Why a Fountain Graces the Talbot County Free Library
by Bill Peak
Once, years ago, while hiking up in Virginia's Jefferson National
Forest, I happened upon an abandoned nineteenth century iron furnace.
Built from massive blocks of native stone, the thing stood a good
three stories tall, a truncated pyramidal shape slowly cloaking itself
in tree roots and vines like some ancient Mayan ruin.
Perhaps it was this discovery—on that particular day mine alone—that
left me so fascinated with the idea of a furnace: the elemental
conversion of stone to metal, the reduction of hematite (Fe2O3) to
pure iron (Fe). It became a sort of obsession with me. I sought out
other examples of early nineteenth century furnaces, read old texts on
the iron-making craft, and even went so far as to build a scale-model
furnace in our backyard, using Kingsford briquettes as fuel. It was
probably inevitable that a furnace would serve as a fulcrum for the
story I told thirty years later in The Oblate's Confession.
Early in her life, while trying to learn to cook from Julia Child's
Mastering the Art of French Cooking, the artist Jan Kirsh developed
a similar obsession with the forms taken by fruits and vegetables.
Over coffee the other day at the Piazza, she told me avocados in
particular appealed to her. After scraping out their creamy green
flesh, she would save the skins, dry them till they hardened into
strange, coracle-like shells, and then display them on her windowsill.
Trained as a sculptor, it wasn't long before these forms began to
appear in her work.
One of the first of these was an ear of corn she modeled in clay while
studying as a young woman at Washington's illustrious Corcoran School
of Art. Kirsh made the cob itself first, and then, laboriously,
fashioned and attached to its face hundreds of perfect little clay
kernels. When the time came to share her creation with her class, she
boarded one of the city's big Metro buses and, cradling the delicate,
as yet unfired, piece in her arms, rode with it down to the ellipse,
all the while trying to ignore the curious stares of her fellow
At the Corcoran, the ear of corn was placed on its end on a tall
worktable so students could gather round and admire its intricate
detail.
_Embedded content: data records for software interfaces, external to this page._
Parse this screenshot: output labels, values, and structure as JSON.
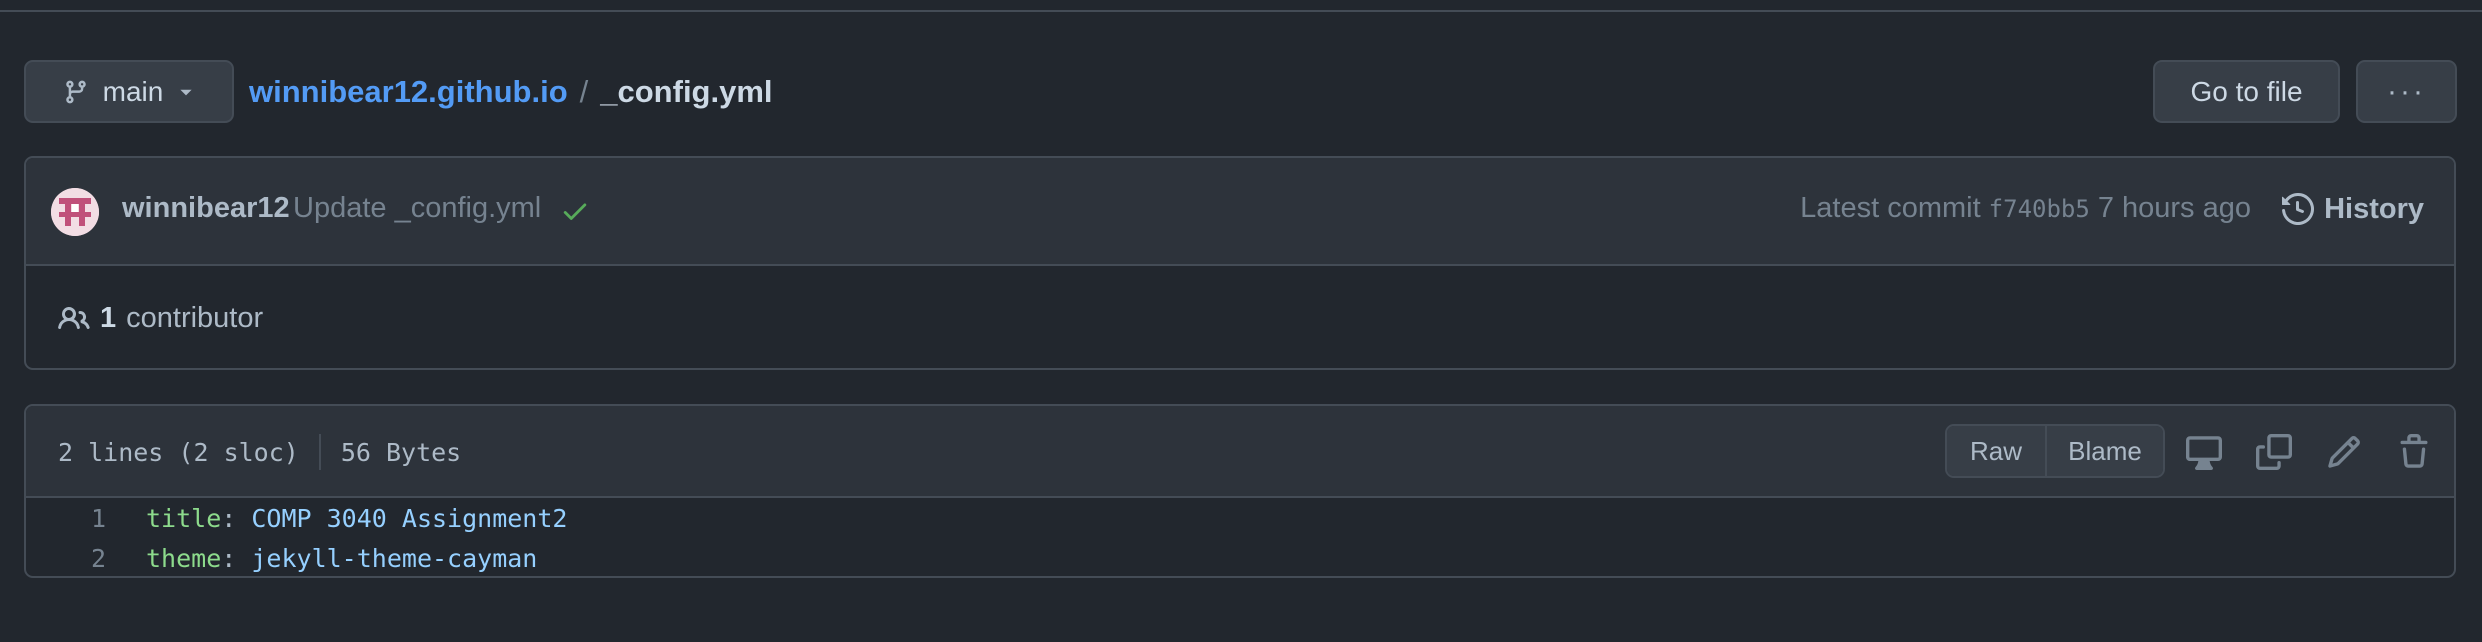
{
  "branch": {
    "label": "main"
  },
  "breadcrumb": {
    "repo": "winnibear12.github.io",
    "separator": "/",
    "file": "_config.yml"
  },
  "actions": {
    "go_to_file": "Go to file",
    "more": "···"
  },
  "commit": {
    "author": "winnibear12",
    "message": "Update _config.yml",
    "status": "success",
    "latest_label": "Latest commit",
    "sha": "f740bb5",
    "time": "7 hours ago",
    "history_label": "History"
  },
  "contributors": {
    "count": "1",
    "label": "contributor"
  },
  "file": {
    "lines_info": "2 lines (2 sloc)",
    "size": "56 Bytes",
    "raw_label": "Raw",
    "blame_label": "Blame",
    "lines": [
      {
        "number": "1",
        "key": "title",
        "value": "COMP 3040 Assignment2"
      },
      {
        "number": "2",
        "key": "theme",
        "value": "jekyll-theme-cayman"
      }
    ]
  },
  "colors": {
    "background": "#22272e",
    "panel": "#2d333b",
    "border": "#444c56",
    "link": "#539bf5",
    "success": "#57ab5a",
    "yaml_key": "#8ddb8c",
    "yaml_value": "#96d0ff"
  },
  "icons": [
    "git-branch-icon",
    "caret-down-icon",
    "check-icon",
    "history-icon",
    "people-icon",
    "display-icon",
    "copy-icon",
    "pencil-icon",
    "trash-icon"
  ]
}
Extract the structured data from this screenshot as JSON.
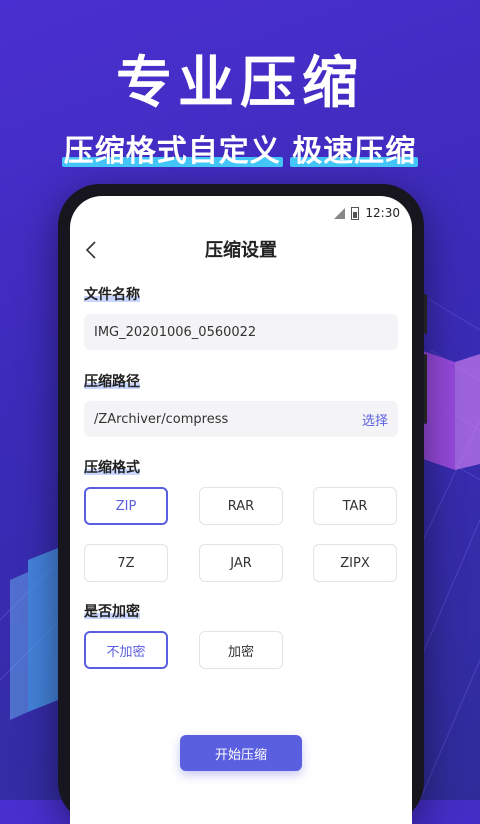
{
  "banner": {
    "headline": "专业压缩",
    "subline_part1": "压缩格式自定义",
    "subline_part2": "极速压缩"
  },
  "status_bar": {
    "time": "12:30"
  },
  "header": {
    "title": "压缩设置",
    "back_icon": "chevron-left-icon"
  },
  "file_name": {
    "label": "文件名称",
    "value": "IMG_20201006_0560022"
  },
  "path": {
    "label": "压缩路径",
    "value": "/ZArchiver/compress",
    "action": "选择"
  },
  "format": {
    "label": "压缩格式",
    "options": [
      "ZIP",
      "RAR",
      "TAR",
      "7Z",
      "JAR",
      "ZIPX"
    ],
    "selected": "ZIP"
  },
  "encrypt": {
    "label": "是否加密",
    "options": [
      "不加密",
      "加密"
    ],
    "selected": "不加密"
  },
  "start_button": "开始压缩",
  "colors": {
    "accent": "#5a5fe0",
    "background": "#3b2bb8",
    "highlight": "#43c6f7"
  }
}
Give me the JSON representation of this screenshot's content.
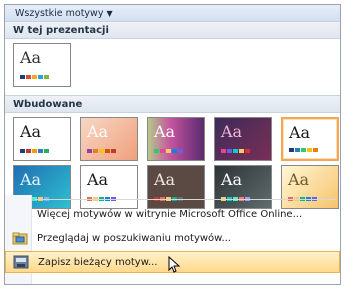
{
  "header": {
    "title": "Wszystkie motywy",
    "dropdown_icon": "caret-down-icon"
  },
  "sections": {
    "in_presentation": "W tej prezentacji",
    "builtin": "Wbudowane"
  },
  "thumbnails": {
    "presentation": [
      {
        "text": "Aa"
      }
    ],
    "builtin_row1": [
      {
        "text": "Aa"
      },
      {
        "text": "Aa"
      },
      {
        "text": "Aa"
      },
      {
        "text": "Aa"
      },
      {
        "text": "Aa"
      }
    ],
    "builtin_row2": [
      {
        "text": "Aa"
      },
      {
        "text": "Aa"
      },
      {
        "text": "Aa"
      },
      {
        "text": "Aa"
      },
      {
        "text": "Aa"
      }
    ]
  },
  "menu": [
    {
      "label": "Więcej motywów w witrynie Microsoft Office Online...",
      "icon": ""
    },
    {
      "label": "Przeglądaj w poszukiwaniu motywów...",
      "icon": "open-folder-icon"
    },
    {
      "label": "Zapisz bieżący motyw...",
      "icon": "save-theme-icon"
    }
  ]
}
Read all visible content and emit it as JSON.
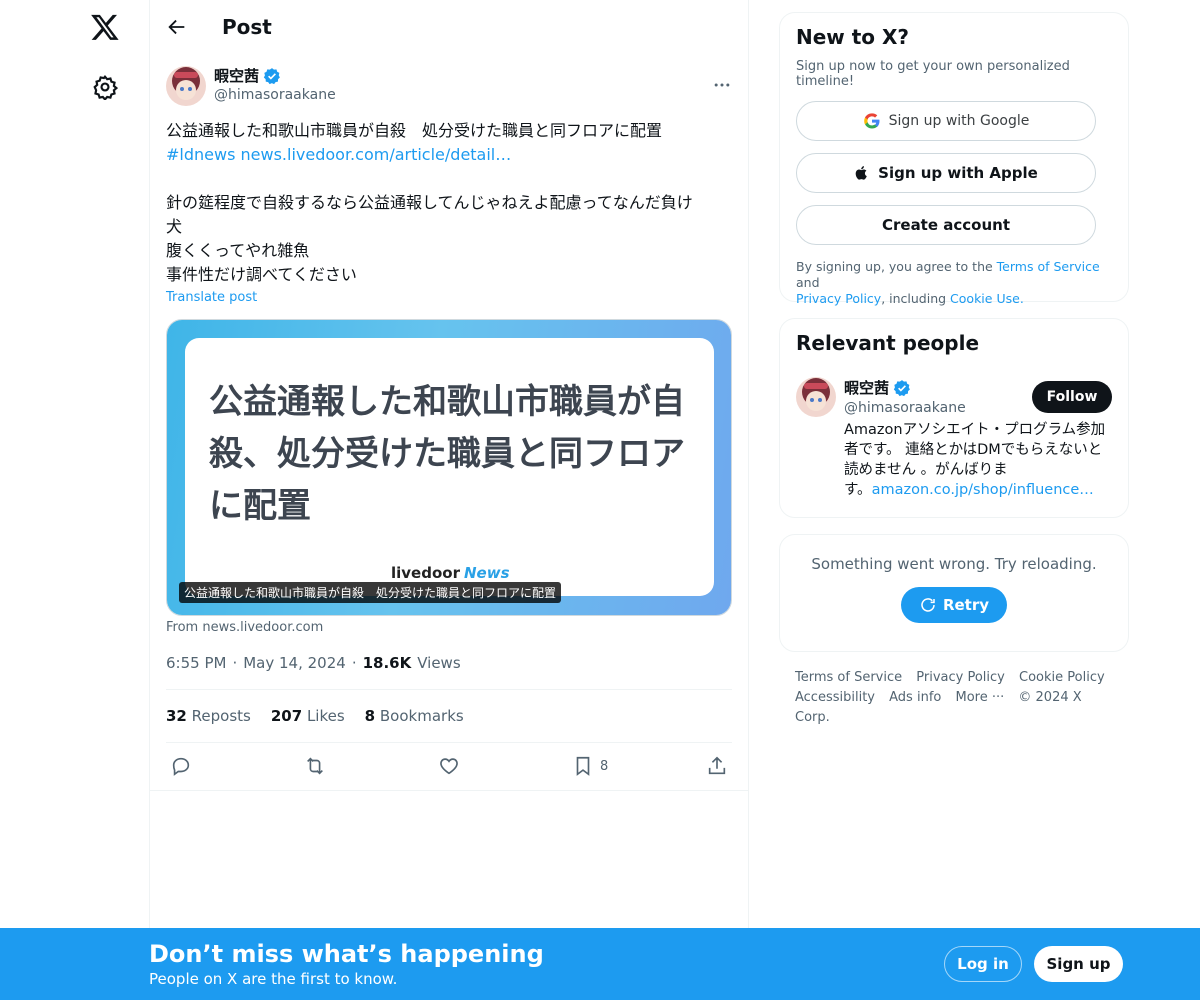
{
  "header": {
    "title": "Post"
  },
  "post": {
    "author_name": "暇空茜",
    "author_handle": "@himasoraakane",
    "text_lines": [
      "公益通報した和歌山市職員が自殺　処分受けた職員と同フロアに配置",
      "",
      "針の筵程度で自殺するなら公益通報してんじゃねえよ配慮ってなんだ負け",
      "犬",
      "腹くくってやれ雑魚",
      "事件性だけ調べてください"
    ],
    "hashtag": "#ldnews",
    "link": "news.livedoor.com/article/detail…",
    "translate_label": "Translate post",
    "card": {
      "headline_lines": [
        "公益通報した和歌山市職員が自",
        "殺、処分受けた職員と同フロア",
        "に配置"
      ],
      "brand": "livedoor",
      "brand_news": "News",
      "caption": "公益通報した和歌山市職員が自殺　処分受けた職員と同フロアに配置",
      "from": "From news.livedoor.com"
    },
    "time": "6:55 PM",
    "date": "May 14, 2024",
    "views": "18.6K",
    "views_label": "Views",
    "reposts": "32",
    "reposts_label": "Reposts",
    "likes": "207",
    "likes_label": "Likes",
    "bookmarks": "8",
    "bookmarks_label": "Bookmarks",
    "bookmark_count": "8"
  },
  "sidebar": {
    "new_to_x": {
      "title": "New to X?",
      "subtitle": "Sign up now to get your own personalized timeline!",
      "google": "Sign up with Google",
      "apple": "Sign up with Apple",
      "create": "Create account",
      "legal_prefix": "By signing up, you agree to the ",
      "terms": "Terms of Service",
      "and": " and",
      "privacy": "Privacy Policy",
      "including": ", including ",
      "cookie": "Cookie Use",
      "period": "."
    },
    "relevant": {
      "title": "Relevant people",
      "name": "暇空茜",
      "handle": "@himasoraakane",
      "follow": "Follow",
      "bio_lines": [
        "Amazonアソシエイト・プログラム参加",
        "者です。 連絡とかはDMでもらえないと",
        "読めません 。がんばりま"
      ],
      "bio_last": "す。",
      "bio_link": "amazon.co.jp/shop/influence…"
    },
    "error": {
      "message": "Something went wrong. Try reloading.",
      "retry": "Retry"
    },
    "footer": {
      "links_row1": [
        "Terms of Service",
        "Privacy Policy",
        "Cookie Policy"
      ],
      "links_row2": [
        "Accessibility",
        "Ads info",
        "More ···"
      ],
      "copyright": "© 2024 X Corp."
    }
  },
  "bottom_bar": {
    "title": "Don’t miss what’s happening",
    "subtitle": "People on X are the first to know.",
    "login": "Log in",
    "signup": "Sign up"
  },
  "colors": {
    "accent": "#1d9bf0",
    "text": "#0f1419",
    "muted": "#536471"
  },
  "icons": [
    "x-logo-icon",
    "settings-icon",
    "back-arrow-icon",
    "verified-icon",
    "more-icon",
    "reply-icon",
    "repost-icon",
    "like-icon",
    "bookmark-icon",
    "share-icon",
    "google-icon",
    "apple-icon",
    "retry-icon"
  ]
}
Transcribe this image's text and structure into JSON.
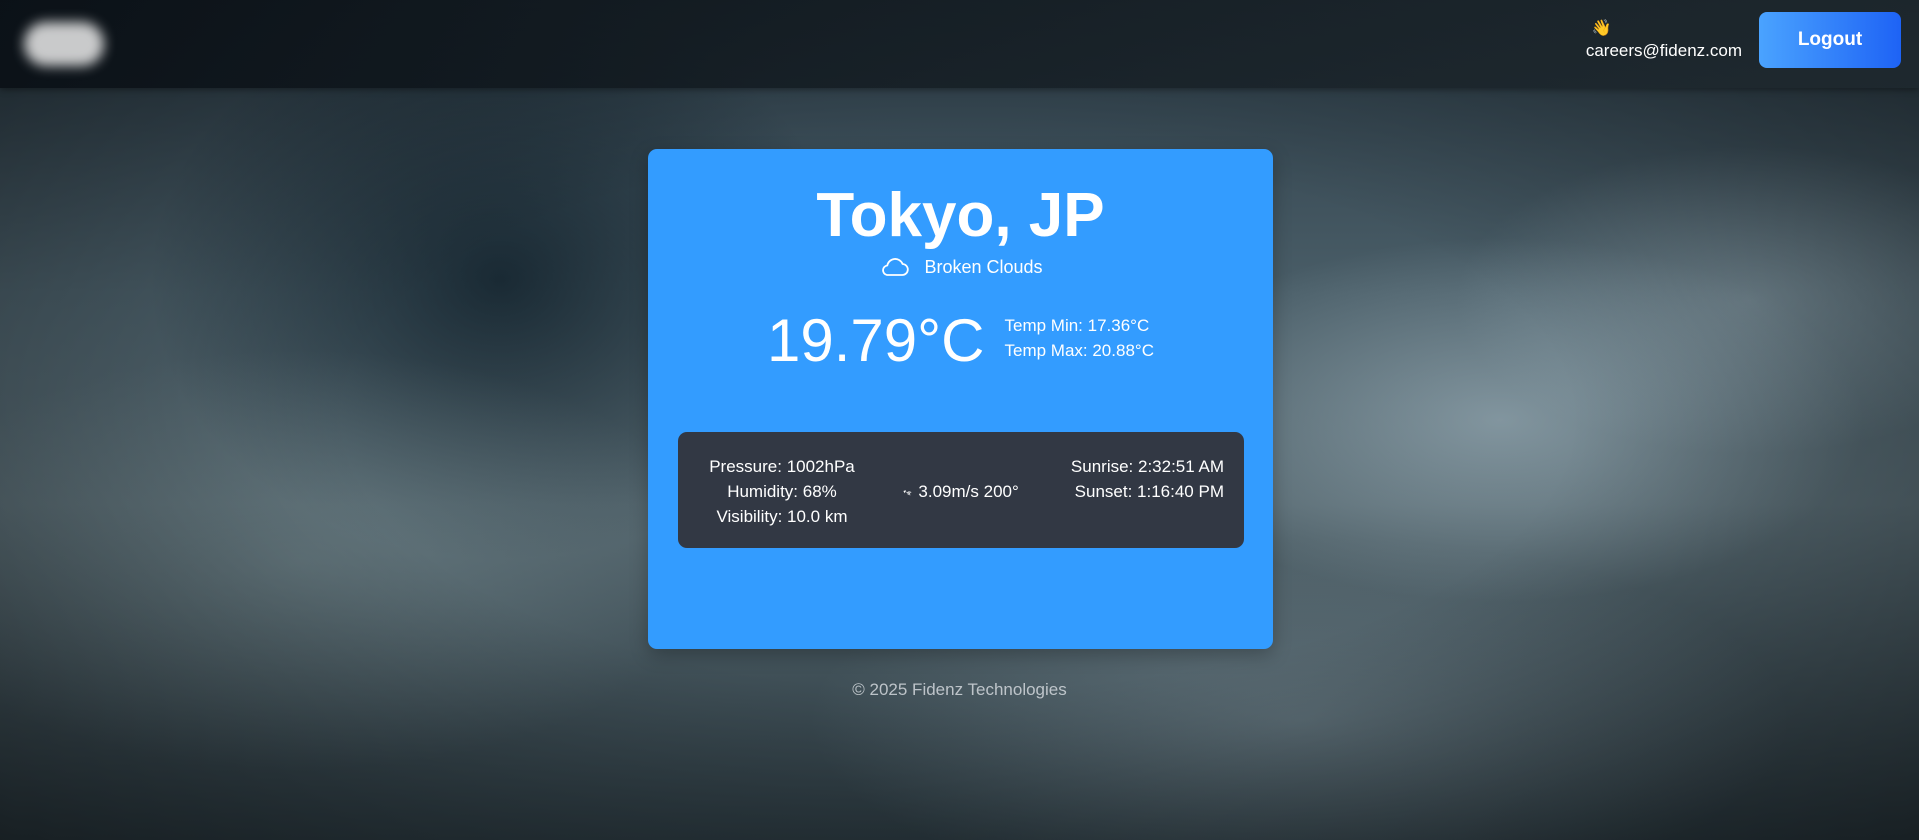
{
  "header": {
    "user_wave": "👋",
    "user_email": "careers@fidenz.com",
    "logout_label": "Logout"
  },
  "weather": {
    "city": "Tokyo, JP",
    "description": "Broken Clouds",
    "icon": "cloud-icon",
    "temperature": "19.79°C",
    "temp_min": "Temp Min: 17.36°C",
    "temp_max": "Temp Max: 20.88°C",
    "pressure": "Pressure: 1002hPa",
    "humidity": "Humidity: 68%",
    "visibility": "Visibility: 10.0 km",
    "wind": "3.09m/s 200°",
    "wind_icon": "wind-direction-arrow-icon",
    "sunrise": "Sunrise: 2:32:51 AM",
    "sunset": "Sunset: 1:16:40 PM"
  },
  "footer": {
    "copyright": "© 2025 Fidenz Technologies"
  },
  "colors": {
    "card": "#339cff",
    "details_panel": "#323844",
    "logout_gradient_start": "#4aa3ff",
    "logout_gradient_end": "#1e63f5"
  }
}
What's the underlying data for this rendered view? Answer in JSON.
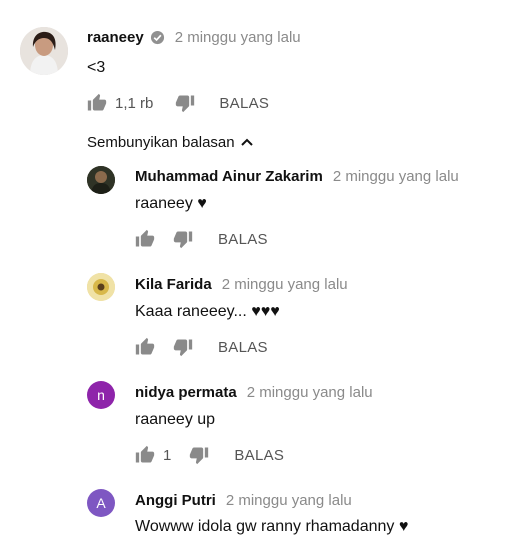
{
  "top_comment": {
    "author": "raaneey",
    "time": "2 minggu yang lalu",
    "text": "<3",
    "likes": "1,1 rb",
    "reply_label": "BALAS"
  },
  "replies_toggle": "Sembunyikan balasan",
  "replies": [
    {
      "author": "Muhammad Ainur Zakarim",
      "time": "2 minggu yang lalu",
      "text": "raaneey ♥",
      "reply_label": "BALAS"
    },
    {
      "author": "Kila Farida",
      "time": "2 minggu yang lalu",
      "text": "Kaaa raneeey... ♥♥♥",
      "reply_label": "BALAS"
    },
    {
      "author": "nidya permata",
      "time": "2 minggu yang lalu",
      "text": "raaneey up",
      "likes": "1",
      "reply_label": "BALAS",
      "avatar_letter": "n",
      "avatar_color": "#8e24aa"
    },
    {
      "author": "Anggi Putri",
      "time": "2 minggu yang lalu",
      "text": "Wowww idola gw ranny rhamadanny ♥",
      "avatar_letter": "A",
      "avatar_color": "#7e57c2"
    }
  ]
}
The artist herself was basking in their praise when, to her
horror, the sculpture suddenly slumped to one side, hesitated for a
moment, and then fell over—all her meticulously-crafted kernels
flattened like peas against the table's surface.
“Good God,” I asked, sitting there in the Piazza, “what did you do?”
Black eyes sparkling, Kirsh smiled and said, “You know I always tell
students that story, because we all have failures like that.
Something always falls over and undoes all the work we've done. But
you can remake it, and often, the second time around, the result is
even better than the first.”
Kirsh, who now lives and works in Bozman, has made, and sometimes
remade, scores of fruit and vegetable sculptures since those early
days in Washington. I would encourage you to visit her website at
jankirshstudio.com, as I'm sure you'll get a kick out of all the
adamantine artichokes, cephalopod leeks, labyrinthine figs,
inquisitive asparaguses, and petulant chiles that inhabit her
And now Terry Britt has generously donated a Jan Kirsh fountain to the
library. Haven't you always loved the perfect ball-shaped hollow left
in an avocado's meat when you remove the pit? I certainly have, and
it is this lovely half-globe concavity that serves as the basin for
the avocado fountain that now graces the entrance to the Talbot County
Traditional histories of Western Civilization usually begin with the
invention of writing, circa 3500 B.C., by the Sumerian culture. The
Kingdom of Sumer was located in Mesopotamia, in a stretch of land
between the Tigris and Euphrates rivers known today as the Fertile
Crescent. Fertile it may once have been but, even in the Bronze Age,
it was a relatively arid environment that depended upon irrigation for
the agriculture that nourished its culture. So it is no exaggeration
to say that the manipulation of water by humans—in the form of
irrigation canals, aqueducts, and fountains—gave birth to Western
Civilization. How fitting then that Terry Britt has given a fountain
to the library—for a library is, of course, both source and symbol of
that selfsame civilization.